The nominal voltage of a single LiFePO4 cell is 3.2V, therefore most 12V battery packs, are actually rated at 12.8V. It is compatible with most chargers, controllers, and inverters.
What do you need to know is the difference in voltage between 12V LiFePO4 and 12V lead-acid batteries, to avoid the possibility of non-compatibility with other components.
A single LiFePO4 cell ranges from 2.50V to 3.65V, a 12V pack of 4 cells in series is 10.0V-14.6V, and a 24V pack of 8 cells in series is 20.0V to 29.2V.
Besides, most of the 48V battery packs in the market now are 16S solution. The actual nominal voltage is 51.2V and the voltage range is 40.0V to 58.4V. While some brands are doing 15S solution, the actual nominal voltage is 48V and the operating voltage is 37.5V-54.8V.
Although now most of the devices and appliances are compatible with a wide range of voltage. However, in some specific applications, the battery voltage is still crucial to whether it can be adapted to the involved devices.
#Max Charging Current
Previously, lead-acid batteries need 8-10 hours or a whole night to charge to full. If changed to lithium batteries, usually 2 hours to charge to over 95%.

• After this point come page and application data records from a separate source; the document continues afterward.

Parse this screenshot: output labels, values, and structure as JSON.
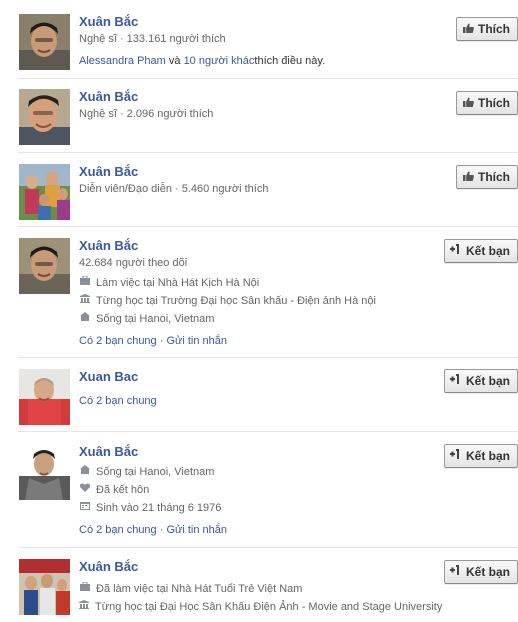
{
  "results": [
    {
      "name": "Xuân Bắc",
      "subtitle": "Nghệ sĩ · 133.161 người thích",
      "social_pre": "Alessandra Pham",
      "social_mid": " và ",
      "social_link": "10 người khác",
      "social_post": " thích điều này.",
      "button": "Thích",
      "button_icon": "thumbs-up-icon"
    },
    {
      "name": "Xuân Bắc",
      "subtitle": "Nghệ sĩ · 2.096 người thích",
      "button": "Thích",
      "button_icon": "thumbs-up-icon"
    },
    {
      "name": "Xuân Bắc",
      "subtitle": "Diễn viên/Đạo diễn · 5.460 người thích",
      "button": "Thích",
      "button_icon": "thumbs-up-icon"
    },
    {
      "name": "Xuân Bắc",
      "subtitle": "42.684 người theo dõi",
      "details": [
        {
          "icon": "briefcase-icon",
          "text": "Làm việc tại Nhà Hát Kịch Hà Nội"
        },
        {
          "icon": "school-icon",
          "text": "Từng học tại Trường Đại học Sân khấu - Điện ảnh Hà nội"
        },
        {
          "icon": "home-icon",
          "text": "Sống tại Hanoi, Vietnam"
        }
      ],
      "mutual": "Có 2 bạn chung",
      "separator": " · ",
      "message": "Gửi tin nhắn",
      "button": "Kết bạn",
      "button_icon": "add-friend-icon"
    },
    {
      "name": "Xuan Bac",
      "mutual": "Có 2 bạn chung",
      "button": "Kết bạn",
      "button_icon": "add-friend-icon"
    },
    {
      "name": "Xuân Bắc",
      "details": [
        {
          "icon": "home-icon",
          "text": "Sống tại Hanoi, Vietnam"
        },
        {
          "icon": "heart-icon",
          "text": "Đã kết hôn"
        },
        {
          "icon": "calendar-icon",
          "text": "Sinh vào 21 tháng 6 1976"
        }
      ],
      "mutual": "Có 2 bạn chung",
      "separator": " · ",
      "message": "Gửi tin nhắn",
      "button": "Kết bạn",
      "button_icon": "add-friend-icon"
    },
    {
      "name": "Xuân Bắc",
      "details": [
        {
          "icon": "briefcase-icon",
          "text": "Đã làm việc tại Nhà Hát Tuổi Trẻ Việt Nam"
        },
        {
          "icon": "school-icon",
          "text": "Từng học tại Đại Học Sân Khấu Điện Ảnh - Movie and Stage University"
        }
      ],
      "button": "Kết bạn",
      "button_icon": "add-friend-icon"
    }
  ],
  "colors": {
    "link": "#3b5998",
    "meta": "#666666",
    "separator": "#e5e5e5"
  }
}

The recommended charging current is below 0.5C, and it is not recommended to charge at a too high current. High charging current will cause the battery’s internal overheat, even though the BMS has temperature protection.
If the max charging current of the battery is very low, charging speed is too slow, it is not recommended.
#Max Discharging Current
The max discharging current of most energy storage LiFePO4 batteries is 1C.
Unlike lead-acid batteries, the BMS will cut the circuit if the current is over the limit due to the BMS overload protection. The disconnection of the circuit will cause inconvenience to the user.
For example, in a home solar system. If the inverter’s max power is 5kW, then a 51.2V100Ah battery is enough and will not cause a break. If it is a 48V100Ah battery when it reaches the peak power of 5kW, the current is 105A, which is over 1C, it may trigger the current protection of the BMS and cause the battery circuit to be cut off.
Then all the lights will go out, all the appliances, including the refrigerator, the air conditioner will stop working. It is really a very bad experience.
So the battery max power must be more than the inverter max power.
Please note, it’s the maximum power, not the rated power. There are quite a few appliances that have a peak power that is much higher than the rated power.
At present, LiFePO4 batttery cell ‘s cycle life is 3500 times and after that, battery still maintain 80% capacity. The most recommended working range of SOC is 10% to 90%. Please don’t drain the battery.